:: REQUIRED ACTION ::
The exercise asks you to copy every line below in which "pada" appears.

:: GIVEN ENTRIES ::
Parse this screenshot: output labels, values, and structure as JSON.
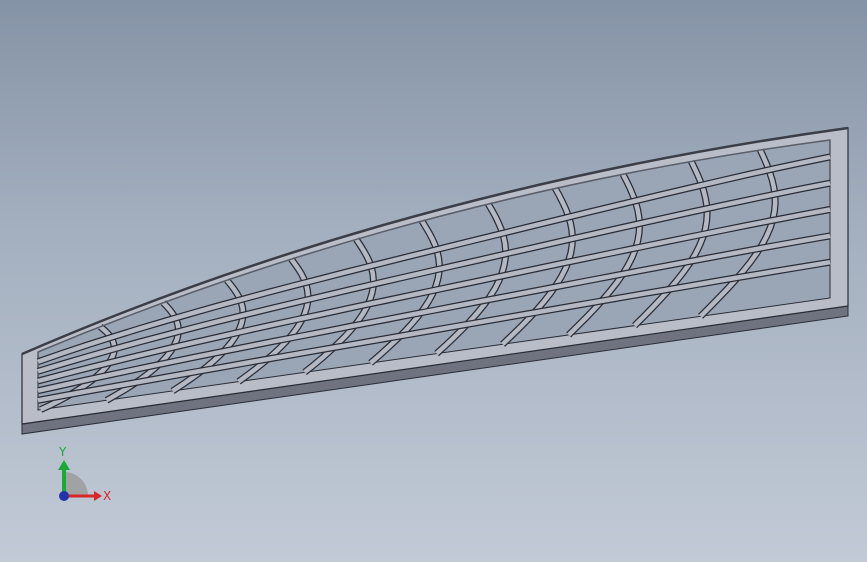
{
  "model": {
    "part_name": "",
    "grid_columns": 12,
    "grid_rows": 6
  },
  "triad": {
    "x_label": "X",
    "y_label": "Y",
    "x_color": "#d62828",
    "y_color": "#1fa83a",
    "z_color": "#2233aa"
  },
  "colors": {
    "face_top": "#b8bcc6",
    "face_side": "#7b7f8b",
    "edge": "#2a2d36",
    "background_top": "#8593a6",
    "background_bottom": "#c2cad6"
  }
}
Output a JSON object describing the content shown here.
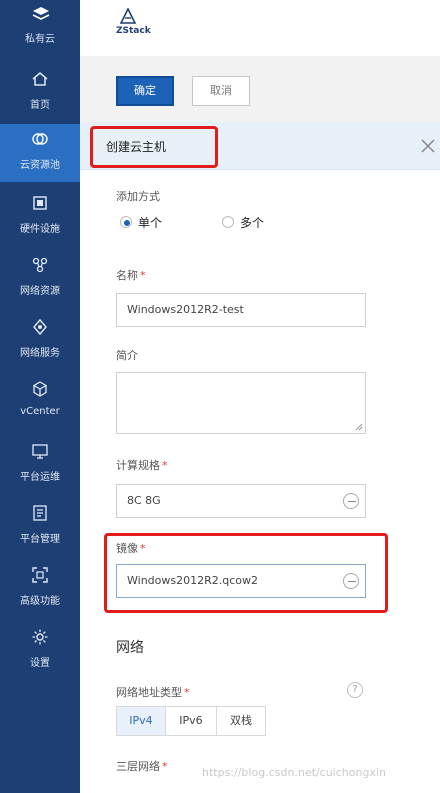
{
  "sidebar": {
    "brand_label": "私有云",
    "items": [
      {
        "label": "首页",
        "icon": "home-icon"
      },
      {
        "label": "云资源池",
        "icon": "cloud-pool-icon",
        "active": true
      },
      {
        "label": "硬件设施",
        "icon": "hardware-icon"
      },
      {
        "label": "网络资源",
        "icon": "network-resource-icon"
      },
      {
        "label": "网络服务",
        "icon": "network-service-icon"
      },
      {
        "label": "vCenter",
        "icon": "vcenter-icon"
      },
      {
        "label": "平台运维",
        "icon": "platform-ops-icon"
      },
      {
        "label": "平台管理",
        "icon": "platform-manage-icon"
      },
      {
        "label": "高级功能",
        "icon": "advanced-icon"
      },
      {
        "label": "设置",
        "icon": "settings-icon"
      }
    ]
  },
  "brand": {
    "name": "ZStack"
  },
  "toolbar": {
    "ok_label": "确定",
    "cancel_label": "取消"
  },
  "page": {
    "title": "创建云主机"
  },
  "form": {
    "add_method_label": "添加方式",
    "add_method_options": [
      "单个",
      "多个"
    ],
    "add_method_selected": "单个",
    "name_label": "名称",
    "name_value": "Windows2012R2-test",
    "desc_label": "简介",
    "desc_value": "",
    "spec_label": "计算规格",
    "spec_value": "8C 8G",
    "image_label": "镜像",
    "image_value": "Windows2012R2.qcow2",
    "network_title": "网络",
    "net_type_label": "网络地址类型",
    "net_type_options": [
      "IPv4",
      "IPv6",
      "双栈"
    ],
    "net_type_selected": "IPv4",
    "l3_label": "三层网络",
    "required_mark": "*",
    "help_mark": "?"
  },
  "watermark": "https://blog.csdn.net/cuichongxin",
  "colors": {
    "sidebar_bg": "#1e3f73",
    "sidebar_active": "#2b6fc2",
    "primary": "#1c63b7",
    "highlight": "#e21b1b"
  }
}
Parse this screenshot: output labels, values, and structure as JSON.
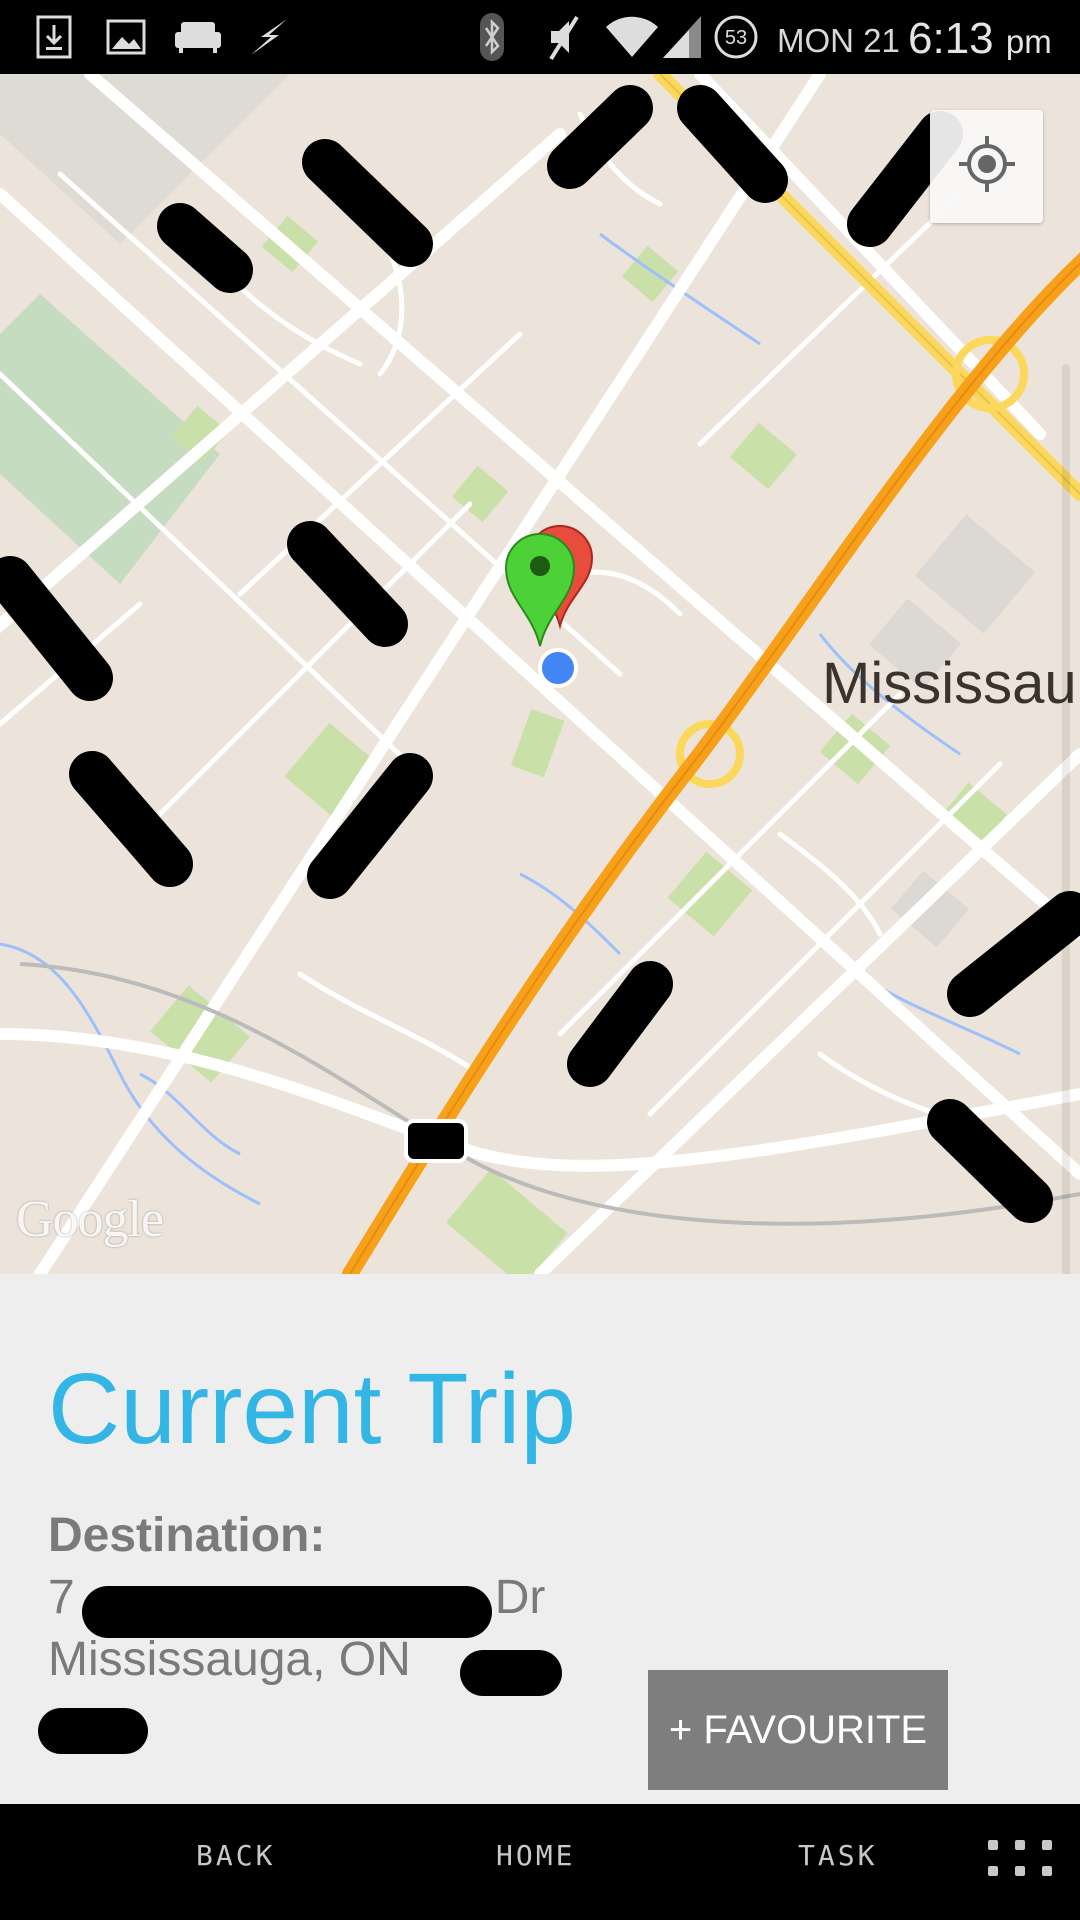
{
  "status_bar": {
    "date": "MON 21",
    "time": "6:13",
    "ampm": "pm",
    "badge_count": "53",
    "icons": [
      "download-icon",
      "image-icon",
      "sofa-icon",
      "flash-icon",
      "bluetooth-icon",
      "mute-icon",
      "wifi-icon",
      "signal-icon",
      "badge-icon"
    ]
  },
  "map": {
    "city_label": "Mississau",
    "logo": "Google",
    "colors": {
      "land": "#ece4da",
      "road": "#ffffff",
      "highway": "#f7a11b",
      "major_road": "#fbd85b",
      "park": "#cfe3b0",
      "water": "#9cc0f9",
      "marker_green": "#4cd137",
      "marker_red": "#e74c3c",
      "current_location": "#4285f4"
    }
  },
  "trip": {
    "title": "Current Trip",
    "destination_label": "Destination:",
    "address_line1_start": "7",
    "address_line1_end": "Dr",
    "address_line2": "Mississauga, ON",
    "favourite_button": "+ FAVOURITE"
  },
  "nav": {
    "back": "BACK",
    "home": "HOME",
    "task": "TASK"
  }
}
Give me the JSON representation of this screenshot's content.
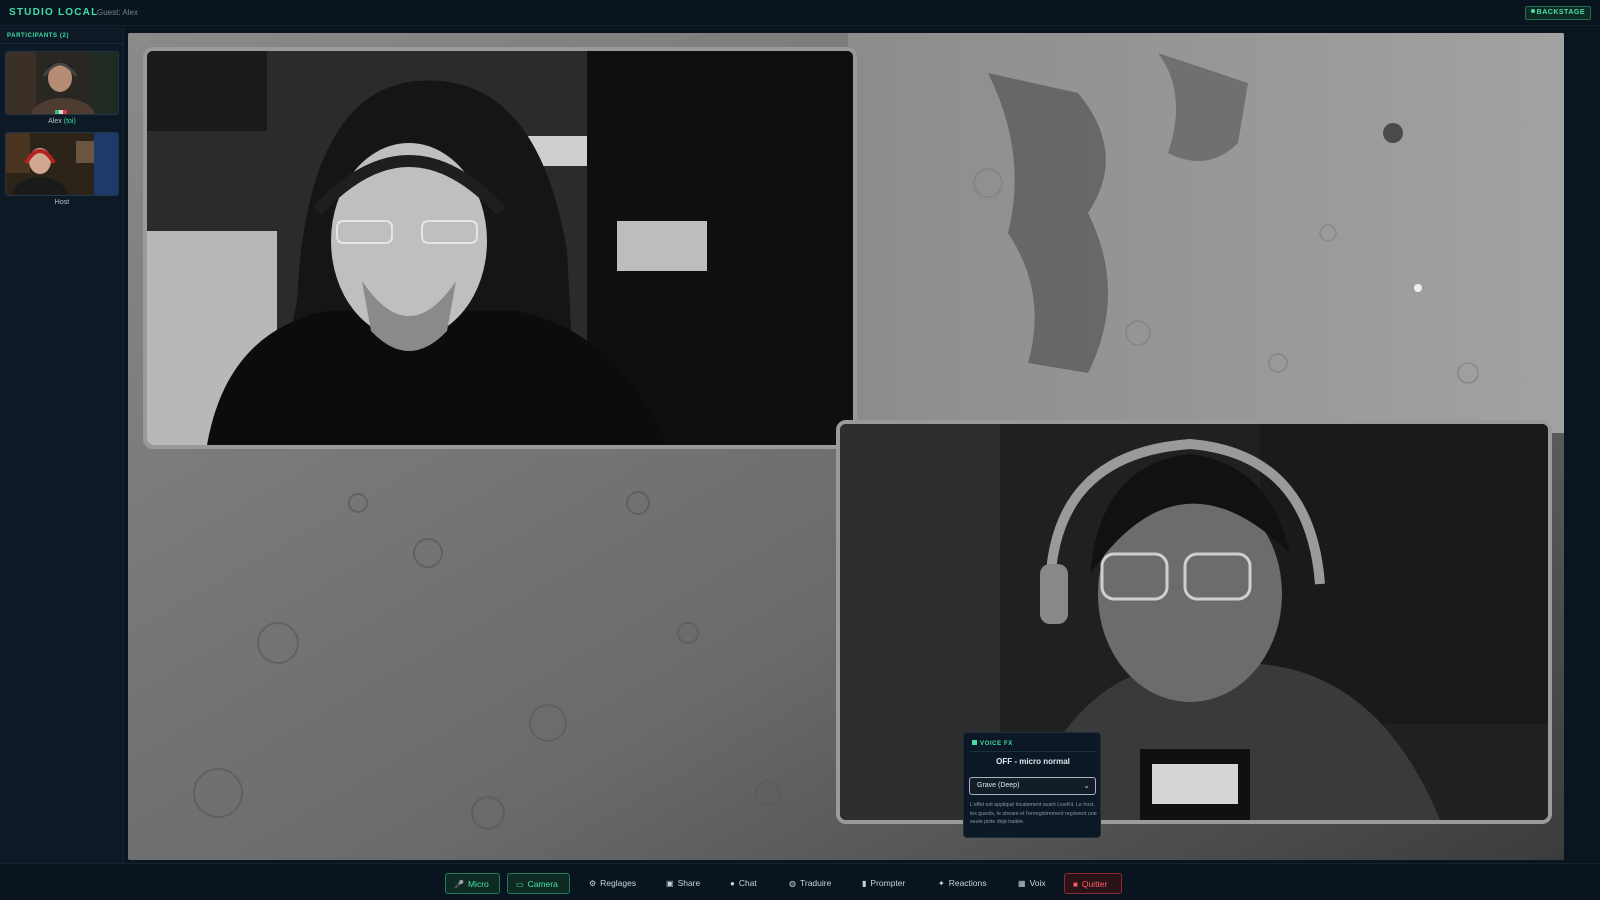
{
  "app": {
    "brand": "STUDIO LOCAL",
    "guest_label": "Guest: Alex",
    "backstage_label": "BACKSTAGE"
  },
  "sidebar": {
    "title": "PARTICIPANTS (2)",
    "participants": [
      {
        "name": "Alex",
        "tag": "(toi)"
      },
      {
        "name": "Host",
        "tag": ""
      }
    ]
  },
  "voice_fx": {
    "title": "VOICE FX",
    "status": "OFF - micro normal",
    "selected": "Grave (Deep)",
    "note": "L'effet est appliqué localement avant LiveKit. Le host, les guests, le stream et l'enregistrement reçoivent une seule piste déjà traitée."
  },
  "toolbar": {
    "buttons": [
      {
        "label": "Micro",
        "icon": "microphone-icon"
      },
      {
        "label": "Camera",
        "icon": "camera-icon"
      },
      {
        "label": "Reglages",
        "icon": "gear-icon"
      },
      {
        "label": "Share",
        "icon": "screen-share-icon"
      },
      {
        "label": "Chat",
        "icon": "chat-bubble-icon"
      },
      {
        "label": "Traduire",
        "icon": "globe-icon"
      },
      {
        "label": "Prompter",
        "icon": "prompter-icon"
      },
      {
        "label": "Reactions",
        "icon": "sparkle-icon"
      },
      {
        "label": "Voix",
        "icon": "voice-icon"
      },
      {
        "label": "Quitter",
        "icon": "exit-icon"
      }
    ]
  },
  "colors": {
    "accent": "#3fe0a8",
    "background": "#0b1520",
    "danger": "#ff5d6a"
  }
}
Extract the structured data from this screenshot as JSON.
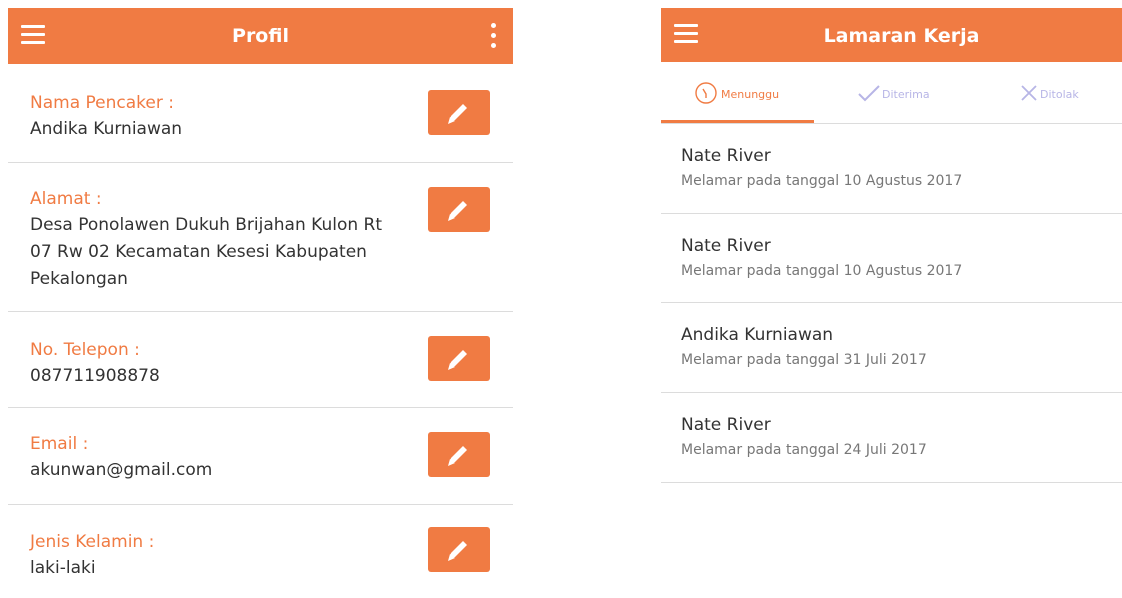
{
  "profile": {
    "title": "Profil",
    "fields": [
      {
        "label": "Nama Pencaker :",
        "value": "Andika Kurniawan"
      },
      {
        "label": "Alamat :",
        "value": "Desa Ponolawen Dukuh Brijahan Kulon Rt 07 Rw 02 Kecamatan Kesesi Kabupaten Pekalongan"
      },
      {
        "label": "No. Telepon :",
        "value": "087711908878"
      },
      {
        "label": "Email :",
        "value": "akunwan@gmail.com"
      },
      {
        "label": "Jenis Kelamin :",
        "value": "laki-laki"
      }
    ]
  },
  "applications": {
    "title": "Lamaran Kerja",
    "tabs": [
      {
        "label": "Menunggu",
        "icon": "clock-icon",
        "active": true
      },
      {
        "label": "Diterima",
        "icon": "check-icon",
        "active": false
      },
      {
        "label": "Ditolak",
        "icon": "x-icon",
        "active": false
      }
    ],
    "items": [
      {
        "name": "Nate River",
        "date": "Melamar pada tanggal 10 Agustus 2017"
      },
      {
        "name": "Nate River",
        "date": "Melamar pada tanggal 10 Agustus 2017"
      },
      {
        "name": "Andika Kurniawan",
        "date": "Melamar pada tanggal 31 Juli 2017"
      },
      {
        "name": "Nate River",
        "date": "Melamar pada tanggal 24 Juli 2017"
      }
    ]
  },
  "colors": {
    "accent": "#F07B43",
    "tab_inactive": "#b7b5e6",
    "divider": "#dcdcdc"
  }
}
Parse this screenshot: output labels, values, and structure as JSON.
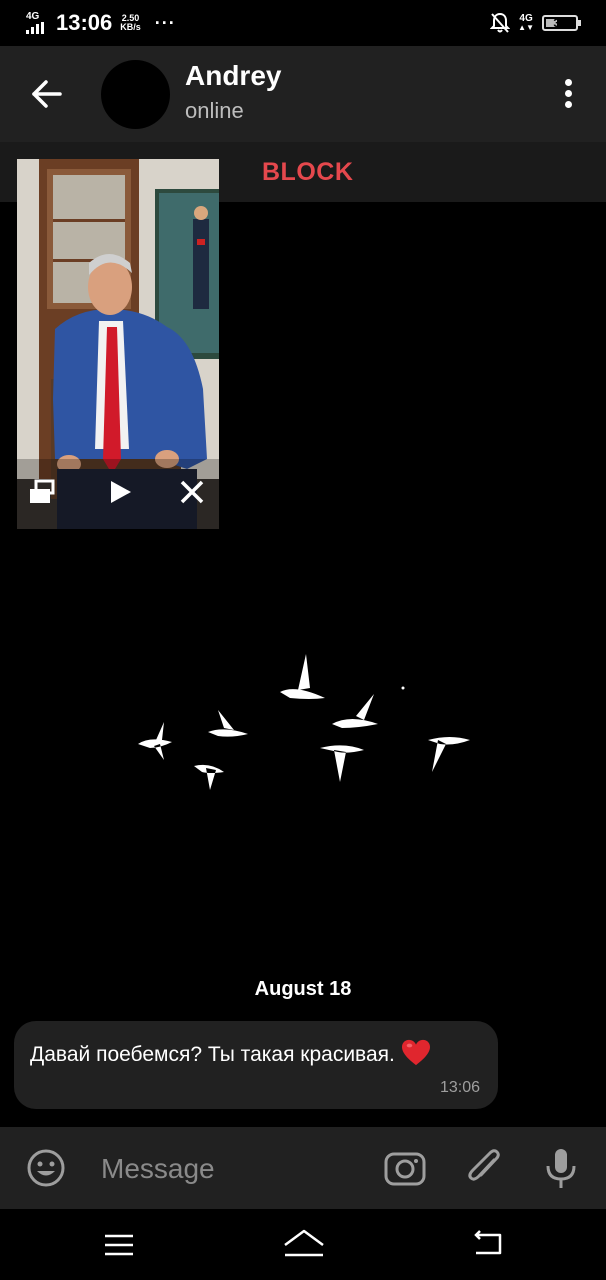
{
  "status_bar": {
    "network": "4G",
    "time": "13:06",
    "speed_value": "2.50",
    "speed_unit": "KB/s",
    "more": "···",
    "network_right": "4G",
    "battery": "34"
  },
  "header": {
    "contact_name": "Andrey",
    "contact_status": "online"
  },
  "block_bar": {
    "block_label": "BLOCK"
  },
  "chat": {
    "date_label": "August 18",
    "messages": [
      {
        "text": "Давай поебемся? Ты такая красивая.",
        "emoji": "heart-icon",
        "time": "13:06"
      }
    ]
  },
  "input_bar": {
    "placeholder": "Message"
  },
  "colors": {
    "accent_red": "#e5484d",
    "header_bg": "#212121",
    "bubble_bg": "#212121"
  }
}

:: THE ANSWER ::
        "date": "Melamar pada tanggal 10 Agustus 2017"
        "date": "Melamar pada tanggal 10 Agustus 2017"
        "date": "Melamar pada tanggal 31 Juli 2017"
        "date": "Melamar pada tanggal 24 Juli 2017"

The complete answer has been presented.